Who can be Carer

Foster and kinship Carers play a vital role in transforming the lives of young children and people. We are always seeking dedicated Carers who are willing to open their homes and help make a difference in the lives of young Territorians. 

There are many children in the Northern Territory who, for a variety of reasons, are unable to remain living with their own parents. Whether they are victims of abuse, neglect or the death of a parent for example, these children need a safe and supportive home environment, that is where foster and kinship Carers come in and you can be a part of the solution. 

 


 

What we look for in a foster and kinship Carer

 

Adults can apply to become a carer if they are in good physical and emotional health and have a strong desire to help a child or young person. You do not have to be married or own your own home to be a carer. 

Anyone from the list below can become a Carer, if you are: 

  • single, married, or in a de facto relationship
  • you could be a same sex couple 
  • a parent of other children who are still at home or who have grown up and left home (grandparents) 
  • or you may have no children
  • a person who works with children in a professional capacity, such as a teacher, doctor, nurse or police officer
  • renting, buying or own your own home.
  • working full-time or part-time
  • retired or not working
  • from a culturally diverse background
  • living in a city or small town
  • live in a remote location

 

Becoming a foster or kinship Carer is an inclusive process where people are welcomed from diverse backgrounds, same sex couples are encouraged along with grandparents, retirees’ and young couples without children for example. As long as you can provide a loving and supportive environment and you meet the application criteria, that you may be eligible to become a foster or kinship Carer and help make a difference. 

 

When you apply to be a carer, you will be assessed for suitability. If you are approved, an appropriate placement will be assigned to you depending on the type of care you can provide. 
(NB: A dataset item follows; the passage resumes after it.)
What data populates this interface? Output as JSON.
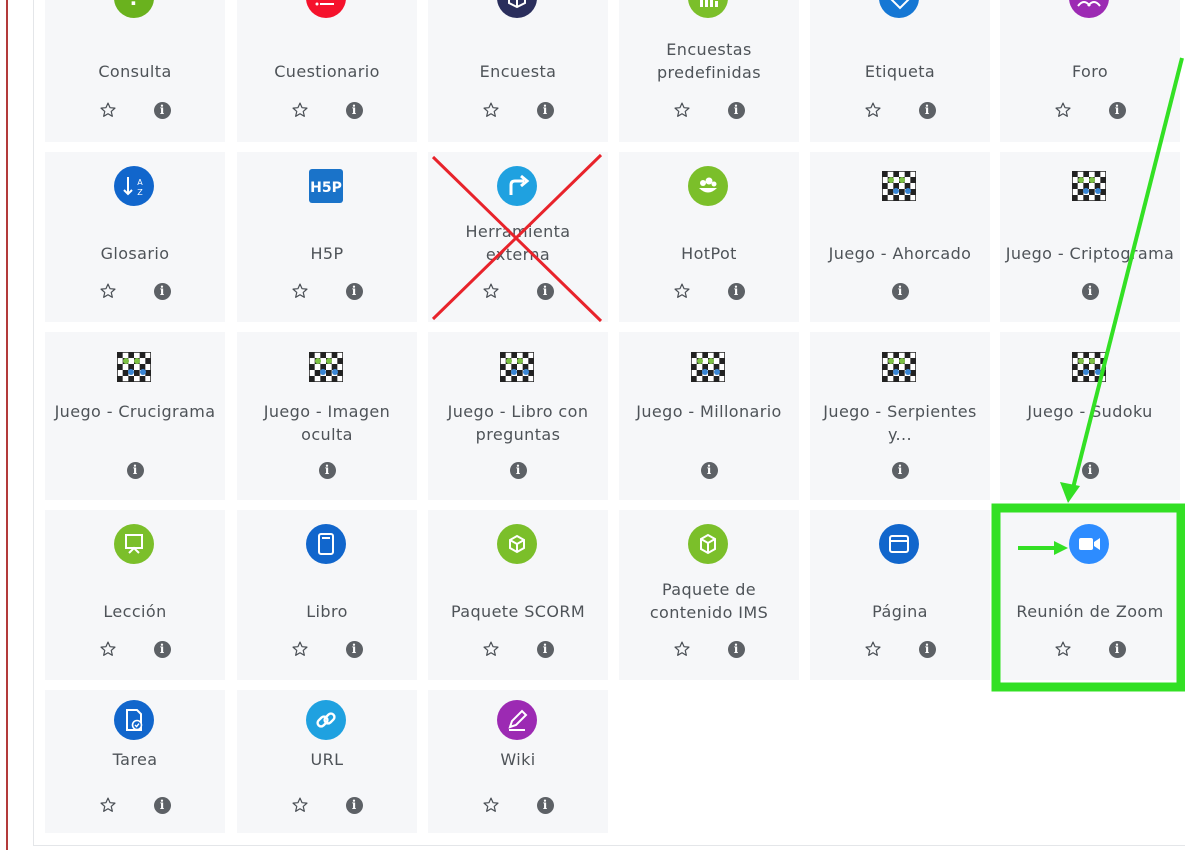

Aboriginal people from both urban and remote environments are encouraged to consider foster or kinship caring to make it easier to place children in a culturally appropriate environment.

Reasons for ineligibility include some types of criminal offences, an unsafe living environment, an inability to provide appropriate care, unsuitable accommodation and people living in or visiting your house that the Department deems inappropriate company for vulnerable children.

 

Contact our Advocates